**Exercise details:**
Since the pictures are not wanted, reproduce only the rest of the records, exactly as given.

START Records to use

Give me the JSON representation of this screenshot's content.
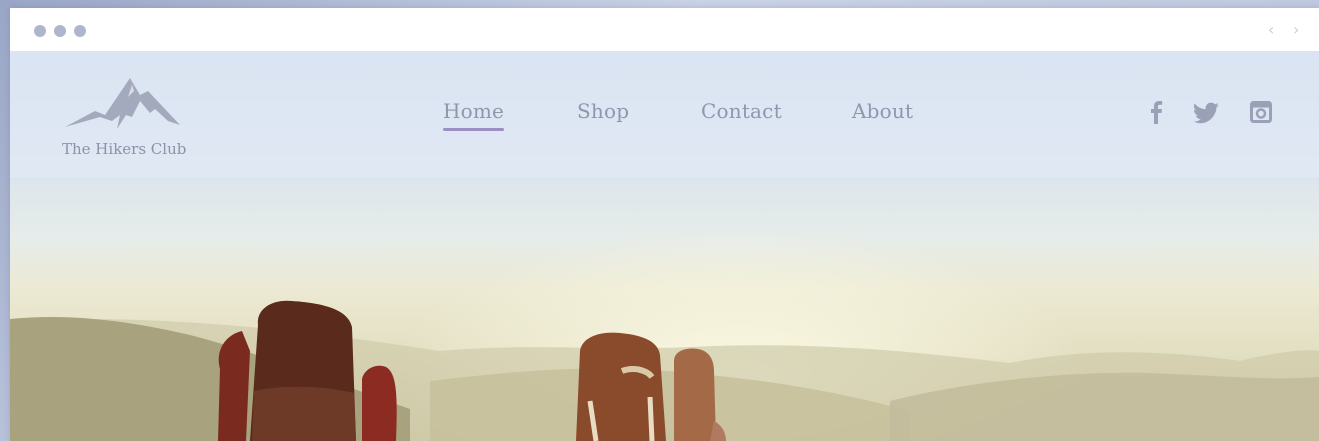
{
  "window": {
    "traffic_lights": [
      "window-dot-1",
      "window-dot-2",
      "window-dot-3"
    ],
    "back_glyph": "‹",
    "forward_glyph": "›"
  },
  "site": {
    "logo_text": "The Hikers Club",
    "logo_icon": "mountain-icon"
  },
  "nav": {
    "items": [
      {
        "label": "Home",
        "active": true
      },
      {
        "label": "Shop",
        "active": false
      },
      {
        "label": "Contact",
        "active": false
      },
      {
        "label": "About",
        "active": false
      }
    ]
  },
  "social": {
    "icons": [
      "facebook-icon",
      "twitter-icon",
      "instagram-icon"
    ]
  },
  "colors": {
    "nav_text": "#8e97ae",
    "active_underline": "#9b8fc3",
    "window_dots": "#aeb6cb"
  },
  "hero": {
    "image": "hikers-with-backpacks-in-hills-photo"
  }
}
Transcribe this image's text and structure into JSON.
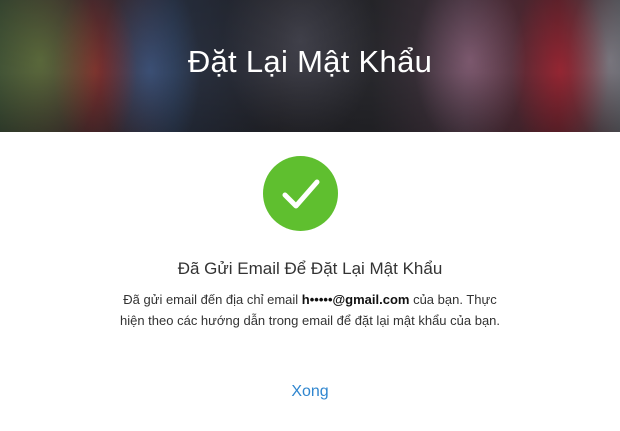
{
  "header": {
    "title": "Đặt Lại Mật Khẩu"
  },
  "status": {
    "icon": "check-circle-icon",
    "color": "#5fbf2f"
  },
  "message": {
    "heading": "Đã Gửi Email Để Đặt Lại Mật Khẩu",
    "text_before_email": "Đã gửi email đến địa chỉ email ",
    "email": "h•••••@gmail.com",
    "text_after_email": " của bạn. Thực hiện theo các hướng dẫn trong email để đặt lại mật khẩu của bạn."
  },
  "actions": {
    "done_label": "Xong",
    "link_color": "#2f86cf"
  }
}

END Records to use

**Reply:**
Give me the JSON representation of this screenshot's content.
{
  "window": {
    "traffic_lights": [
      "window-dot-1",
      "window-dot-2",
      "window-dot-3"
    ],
    "back_glyph": "‹",
    "forward_glyph": "›"
  },
  "site": {
    "logo_text": "The Hikers Club",
    "logo_icon": "mountain-icon"
  },
  "nav": {
    "items": [
      {
        "label": "Home",
        "active": true
      },
      {
        "label": "Shop",
        "active": false
      },
      {
        "label": "Contact",
        "active": false
      },
      {
        "label": "About",
        "active": false
      }
    ]
  },
  "social": {
    "icons": [
      "facebook-icon",
      "twitter-icon",
      "instagram-icon"
    ]
  },
  "colors": {
    "nav_text": "#8e97ae",
    "active_underline": "#9b8fc3",
    "window_dots": "#aeb6cb"
  },
  "hero": {
    "image": "hikers-with-backpacks-in-hills-photo"
  }
}
Transcribe this image's text and structure into JSON.
{
  "header": {
    "title": "Đặt Lại Mật Khẩu"
  },
  "status": {
    "icon": "check-circle-icon",
    "color": "#5fbf2f"
  },
  "message": {
    "heading": "Đã Gửi Email Để Đặt Lại Mật Khẩu",
    "text_before_email": "Đã gửi email đến địa chỉ email ",
    "email": "h•••••@gmail.com",
    "text_after_email": " của bạn. Thực hiện theo các hướng dẫn trong email để đặt lại mật khẩu của bạn."
  },
  "actions": {
    "done_label": "Xong",
    "link_color": "#2f86cf"
  }
}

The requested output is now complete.